Every software project – err – “undertaking” must go through multiple stages in its journey to production delivery such as Dev, Test, Performance, UAT and Prod. There is hardware and software devoted to testing in each of these stages which is generally called an Environment. So although we are talking about one system, the implementation may vary considerably between, say, a Dev environment on very simple systems like Tomcat to HA WAS deployment in UAT or Prod. Rational Integration Tester captures the physical details in its own Environment artifact in the Rational Integration Tester project. The reason for this is that we need to know the implementation details of each environment to know how to apply tests and/or stubs to those environments.
The RIT environment maps directly to the environment in RTCP. Stubs, for example, can be created once in RIT and then applied to any or all environments. You can think of it this way: When a stub is deployed into RTCP, it carries along with it the environment details such as hostnames, IP addresses and port numbers. Stubs that have been deployed into RTCP are specific to the environment(s) into which it is deployed.
The domain is a bit more of an obscure concept. A domain is an Rational Test Control Panel artifact that represents a logical grouping of related systems that are part of a real business project. It may be served by one or more IBM Rational Integration Tester projects, depending on how large or small the domain is, and how many Rational Integration Tester users are working on it. A domain can contain one or more environments.
The domain is much more loosely coupled to Rational Integration Tester. There is no domain artifact in RIT – you simply choose the domain into which you want to publish your stubs when you publish to RTCP.
Fictional example meets Rational Integration Tester
So let’s look at how our fictional JKE organization might apply RIT and RTCP to support their efforts to virtualize their common Payment Calculator. Keep in mind this is not the only way to implement a solution but one way.
Each of these application teams wants to create a stub that will represent the “to be” status of the Payment Calculator service that implements the new functionality they require. The Personal Banking Home Loans application team needs to virtualize the service supporting longer term loans. The Corporate Banking teams need to virtualize a service calculating semi-annual payments. The Billing team wants to virtualize the Total Interest Paid response value and so on.
So each team creates their own Rational Integration Tester project and implements their own stubs within their separate project. They each define their individual Environments within their projects.
Each of the application teams is mapped to a Domain in Rational Test Control Panel. This enables logical separation between the teams. The structure in the Environments page of RTCP will look something like this:

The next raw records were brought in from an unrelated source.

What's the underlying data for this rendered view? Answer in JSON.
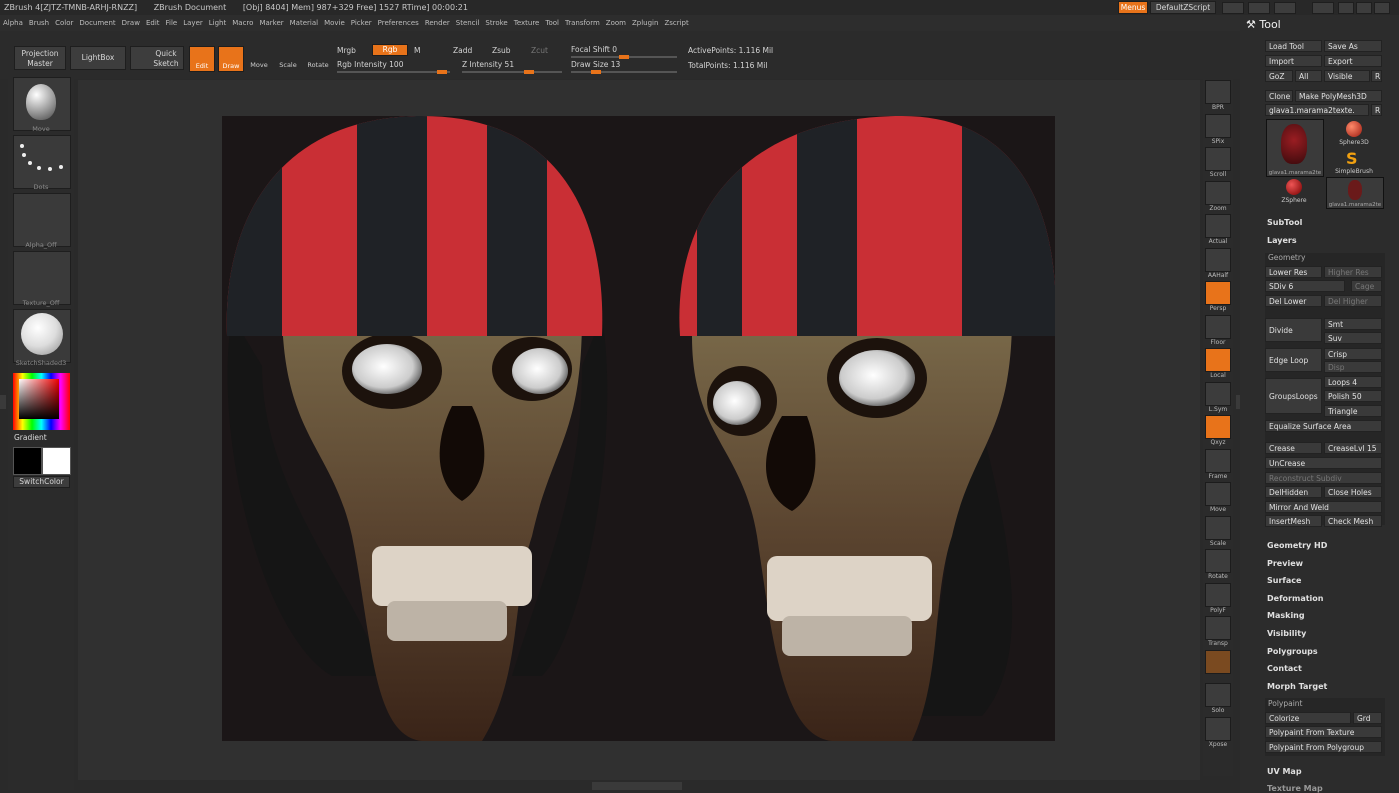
{
  "titlebar": {
    "app": "ZBrush 4[ZJTZ-TMNB-ARHJ-RNZZ]",
    "doc": "ZBrush Document",
    "stats": "[Obj] 8404] Mem] 987+329 Free] 1527 RTime] 00:00:21"
  },
  "menus_btn": "Menus",
  "script_btn": "DefaultZScript",
  "menubar": [
    "Alpha",
    "Brush",
    "Color",
    "Document",
    "Draw",
    "Edit",
    "File",
    "Layer",
    "Light",
    "Macro",
    "Marker",
    "Material",
    "Movie",
    "Picker",
    "Preferences",
    "Render",
    "Stencil",
    "Stroke",
    "Texture",
    "Tool",
    "Transform",
    "Zoom",
    "Zplugin",
    "Zscript"
  ],
  "toolbar": {
    "projection": "Projection Master",
    "lightbox": "LightBox",
    "quicksketch": "Quick Sketch",
    "edit": "Edit",
    "draw": "Draw",
    "move": "Move",
    "scale": "Scale",
    "rotate": "Rotate",
    "mrgb": "Mrgb",
    "rgb": "Rgb",
    "m": "M",
    "zadd": "Zadd",
    "zsub": "Zsub",
    "zcut": "Zcut",
    "rgb_intensity": "Rgb Intensity 100",
    "z_intensity": "Z Intensity 51",
    "focal_shift": "Focal Shift 0",
    "draw_size": "Draw Size 13",
    "active_points": "ActivePoints: 1.116 Mil",
    "total_points": "TotalPoints: 1.116 Mil"
  },
  "leftshelf": {
    "brush_label": "Move",
    "stroke_label": "Dots",
    "alpha_label": "Alpha_Off",
    "texture_label": "Texture_Off",
    "material_label": "SketchShaded3",
    "gradient": "Gradient",
    "switchcolor": "SwitchColor"
  },
  "rightnav": [
    {
      "id": "bpr",
      "label": "BPR"
    },
    {
      "id": "spix",
      "label": "SPix"
    },
    {
      "id": "scroll",
      "label": "Scroll"
    },
    {
      "id": "zoom",
      "label": "Zoom"
    },
    {
      "id": "actual",
      "label": "Actual"
    },
    {
      "id": "aahalf",
      "label": "AAHalf"
    },
    {
      "id": "persp",
      "label": "Persp"
    },
    {
      "id": "floor",
      "label": "Floor"
    },
    {
      "id": "local",
      "label": "Local"
    },
    {
      "id": "lsym",
      "label": "L.Sym"
    },
    {
      "id": "qxyz",
      "label": "Qxyz"
    },
    {
      "id": "frame",
      "label": "Frame"
    },
    {
      "id": "move",
      "label": "Move"
    },
    {
      "id": "scale",
      "label": "Scale"
    },
    {
      "id": "rotate",
      "label": "Rotate"
    },
    {
      "id": "polyf",
      "label": "PolyF"
    },
    {
      "id": "transp",
      "label": "Transp"
    },
    {
      "id": "ghost",
      "label": ""
    },
    {
      "id": "solo",
      "label": "Solo"
    },
    {
      "id": "xpose",
      "label": "Xpose"
    }
  ],
  "toolpal": {
    "title": "Tool",
    "load_tool": "Load Tool",
    "save_as": "Save As",
    "import": "Import",
    "export": "Export",
    "goz": "GoZ",
    "all": "All",
    "visible": "Visible",
    "r": "R",
    "clone": "Clone",
    "make_polymesh": "Make PolyMesh3D",
    "current_tool": "glava1.marama2texte.",
    "r2": "R",
    "tools": [
      "glava1.marama2te",
      "Sphere3D",
      "SimpleBrush",
      "ZSphere",
      "glava1.marama2te"
    ],
    "subtool": "SubTool",
    "layers": "Layers",
    "geometry": "Geometry",
    "lower_res": "Lower Res",
    "higher_res": "Higher Res",
    "sdiv": "SDiv 6",
    "cage": "Cage",
    "del_lower": "Del Lower",
    "del_higher": "Del Higher",
    "divide": "Divide",
    "smt": "Smt",
    "suv": "Suv",
    "edge_loop": "Edge Loop",
    "crisp": "Crisp",
    "disp": "Disp",
    "groupsloops": "GroupsLoops",
    "loops": "Loops 4",
    "polish": "Polish 50",
    "triangle": "Triangle",
    "equalize": "Equalize Surface Area",
    "crease": "Crease",
    "creaselvl": "CreaseLvl 15",
    "uncrease": "UnCrease",
    "reconstruct": "Reconstruct Subdiv",
    "delhidden": "DelHidden",
    "close_holes": "Close Holes",
    "mirror_weld": "Mirror And Weld",
    "insertmesh": "InsertMesh",
    "check_mesh": "Check Mesh",
    "sections": [
      "Geometry HD",
      "Preview",
      "Surface",
      "Deformation",
      "Masking",
      "Visibility",
      "Polygroups",
      "Contact",
      "Morph Target"
    ],
    "polypaint": "Polypaint",
    "colorize": "Colorize",
    "grd": "Grd",
    "pp_texture": "Polypaint From Texture",
    "pp_polygroup": "Polypaint From Polygroup",
    "uv_map": "UV Map",
    "texture_map": "Texture Map"
  },
  "colors": {
    "accent": "#e8731a",
    "bg": "#2a2a2a",
    "doc": "#1b1617"
  }
}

There is one area we could debate heavily on this proposal and that is the decision to have each team maintain their own separate stub in their own separate RIT projects. You may believe it would be better to have a single stub within a single project. I can definitely see why that would appear to be desirable. Rational Integration Tester does provide SCM integrations for version control. However, my perception is that these teams are all working on very different tasks in parallel. SCM is good for keeping track of sequential versions of artifacts like stubs but it isn’t so good at keeping track of parallel development efforts. RIT’s SCM integration definitely has no capabilities for merging changes together later. So my reasoning for keeping separate projects is based on my perception that these fictional teams want to keep their distance from each other and will for the foreseeable future. Again, this point could be debated and there are many other factors to consider.
So we have a scenario to build upon. In my next blog, I will look at how you can control permissions and access to domains and environments for both people and services such as Agents and Proxies.